Yes I have a Pi 4a that does DSD512, but it does not sound as good as the stream at DSD256. Sadly the old kernel used on the rock board that is used in the Stream is way behind current Linux kernel used in the Pi and it has not been updated in some time.
That’s why I think it will require a new board to hit these features as it is unlikely to be supported in the Rock board
It would be great for them to eke more performance out of the board, but I am not sure how far they can take it.
Well said, just curious how you foresee Volumio 3 offering any tangible, or more importantly audible improvements? I think the ZS already achieves the best one can attain from a sonic perspective, in that it performs as a purportedly jitter-proof transport (I don’t have any measurements to confirm this, but RPIs already achieve benchmark standards for digital transport and iFi has included some tech that allegedly buffers any theoretical errors).
I can see where Volumio 3 would benefit folks using DIY kits (and might improve the experience for those unfortunates availing themselves of the ZS’s native GUI) but for Roon users what do you think we can expect to see improved with the upgrade?
Personally, I see the move to Volumio 3 as a modernization of the OS that can improve the SQ in a very small way and a move to a much newer NAA version.
The change would be mostly interesting for the interface, which is not my need, to provide a better user experience.
The level of hardware quality for the ZenStream is very high but having tested an RPI4 or Allo USBridge with a quality power supply and also an iFi Silencer (USB), the OS optimization can be heard (latency ?). The switch to GentooPlayer or piCorePlayer is quite surprising (especially piCorePlayer + NAA = the image is only 148mo ! ).
I’ve been using Zenstream for 2 months and found it better when I installed it, but I haven’t done a new test since.
My ZenStream is only allocated to decoding HQPlayer powered by Roon.
Almost all unnecessary services are switched off (7 tasks including ssh and htop). It runs at 600Mhz (cpufreq) powered by 7.5v (MeanWell medical grade + iFi DC filter).
I turn it on and forget about it… but frustrated that I can’t do DSD256 (dop limitation of my RME until my Pegasus comes back).
Again, how will it affect that sound quality in any way? How can your RPI sound any different than the ZS? Do you have measurements to support this?
There is no DAC in these devices; they exist entirely in the digital realm—meaning prior to the audible, musical realm. They are pure digital transports. If they were not sending an accurate signal into the DAC, that would manifest as stutters, glitches, drop outs—not changes in the sound signature. Given that they are network streamers there are protocols built into that method of communication to resolve errors or packet losses—they get rejected and requeried.

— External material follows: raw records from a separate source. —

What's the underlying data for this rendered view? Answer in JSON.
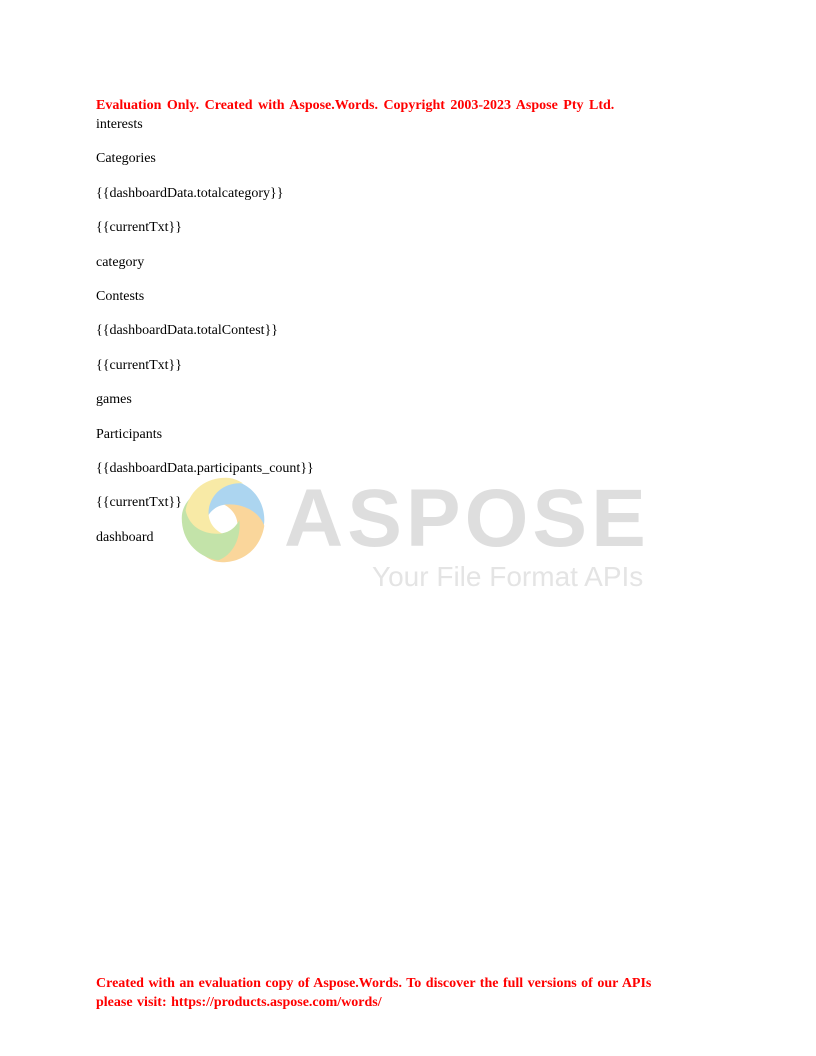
{
  "evaluation_header": "Evaluation Only. Created with Aspose.Words. Copyright 2003-2023 Aspose Pty Ltd.",
  "document": {
    "lines": [
      "interests",
      "Categories",
      "{{dashboardData.totalcategory}}",
      "{{currentTxt}}",
      "category",
      "Contests",
      "{{dashboardData.totalContest}}",
      "{{currentTxt}}",
      "games",
      "Participants",
      "{{dashboardData.participants_count}}",
      "{{currentTxt}}",
      "dashboard"
    ]
  },
  "watermark": {
    "wordmark": "ASPOSE",
    "tagline": "Your File Format APIs",
    "icon": "aspose-swirl-logo-icon"
  },
  "evaluation_footer": {
    "line1": "Created with an evaluation copy of Aspose.Words. To discover the full versions of our APIs",
    "line2": "please visit: https://products.aspose.com/words/"
  },
  "colors": {
    "notice_red": "#ff0000",
    "watermark_gray": "#b8b8b8",
    "logo_blue": "#4aa3df",
    "logo_orange": "#f5a623"
  }
}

Where I’m going with this is the science—all pure network streamers sound identical to each other, until the signal they transmit is sent to a DAC. What you are suggesting is impossible, no offense or hard feelings intended…
I’m not offended, don’t worry otherwise it’s no longer possible to discuss.
I agree with you on the theory but you make a difference with ZenStream which limits jitter.
Otherwise, an RPI4 is sufficient and much cheaper. I don’t necessarily have a theoretical explanation and it is difficult to get measurements. They do exist, such as latency as a function of kernel, but then it’s empirical to associate a measurement with an audito result.
We can recognize that beyond the interface, most users of RPI-based streamers prefer such or such distributions. I regret that the ZenSream does not have a compute 4 with an iFi audio motherboard.
We could really have an open environment !